What this task involves - Search the entries below. Return every line that has "documentation" in it.

Source information -

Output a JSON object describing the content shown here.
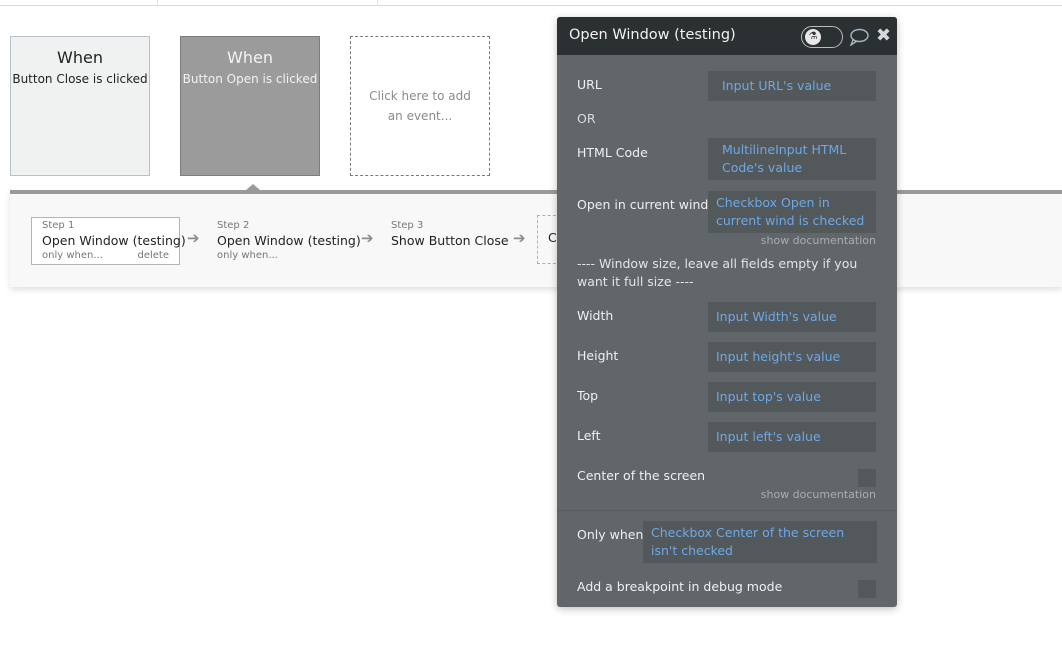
{
  "events": [
    {
      "when": "When",
      "description": "Button Close is clicked",
      "selected": false
    },
    {
      "when": "When",
      "description": "Button Open is clicked",
      "selected": true
    }
  ],
  "add_event_label": "Click here to add an event...",
  "workflow": {
    "steps": [
      {
        "number": "Step 1",
        "name": "Open Window (testing)",
        "condition": "only when...",
        "delete": "delete"
      },
      {
        "number": "Step 2",
        "name": "Open Window (testing)",
        "condition": "only when..."
      },
      {
        "number": "Step 3",
        "name": "Show Button Close"
      }
    ],
    "add_step_partial": "Cl",
    "arrow_icon": "arrow-right-icon"
  },
  "panel": {
    "title": "Open Window (testing)",
    "toggle_icon": "flask-icon",
    "comment_icon": "speech-bubble-icon",
    "close_icon": "close-icon",
    "fields": {
      "url": {
        "label": "URL",
        "value": "Input URL's value"
      },
      "or_label": "OR",
      "html_code": {
        "label": "HTML Code",
        "value": "MultilineInput HTML Code's value"
      },
      "open_current": {
        "label": "Open in current wind",
        "value": "Checkbox Open in current wind is checked"
      },
      "show_doc_1": "show documentation",
      "window_note": "---- Window size, leave all fields empty if you want it full size ----",
      "width": {
        "label": "Width",
        "value": "Input Width's value"
      },
      "height": {
        "label": "Height",
        "value": "Input height's value"
      },
      "top": {
        "label": "Top",
        "value": "Input top's value"
      },
      "left": {
        "label": "Left",
        "value": "Input left's value"
      },
      "center": {
        "label": "Center of the screen",
        "checked": false
      },
      "show_doc_2": "show documentation",
      "only_when": {
        "label": "Only when",
        "value": "Checkbox Center of the screen isn't checked"
      },
      "breakpoint": {
        "label": "Add a breakpoint in debug mode",
        "checked": false
      }
    }
  },
  "colors": {
    "panel_bg": "#61666b",
    "panel_header": "#2b3033",
    "field_bg": "#53585b",
    "field_text": "#6ea8e6"
  }
}
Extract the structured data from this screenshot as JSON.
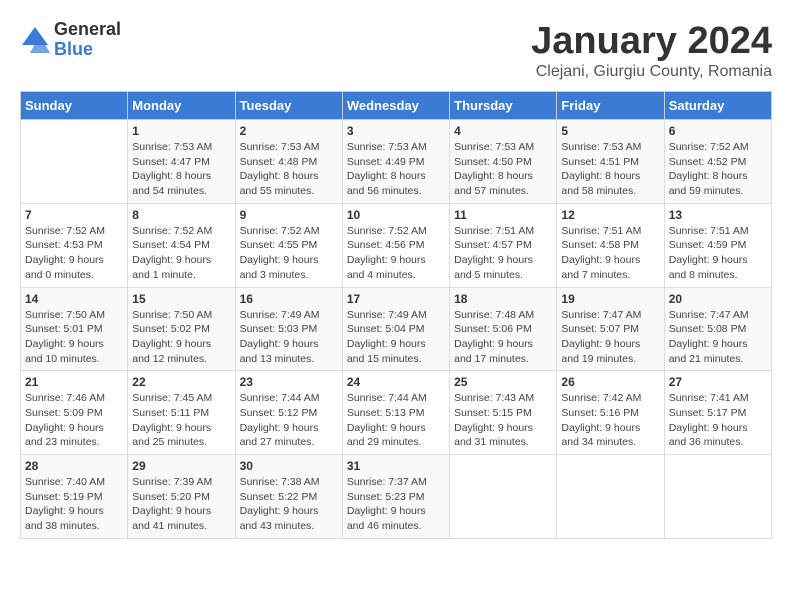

Solution for this problem -
      "show_doc_1": "show documentation",
      "show_doc_2": "show documentation",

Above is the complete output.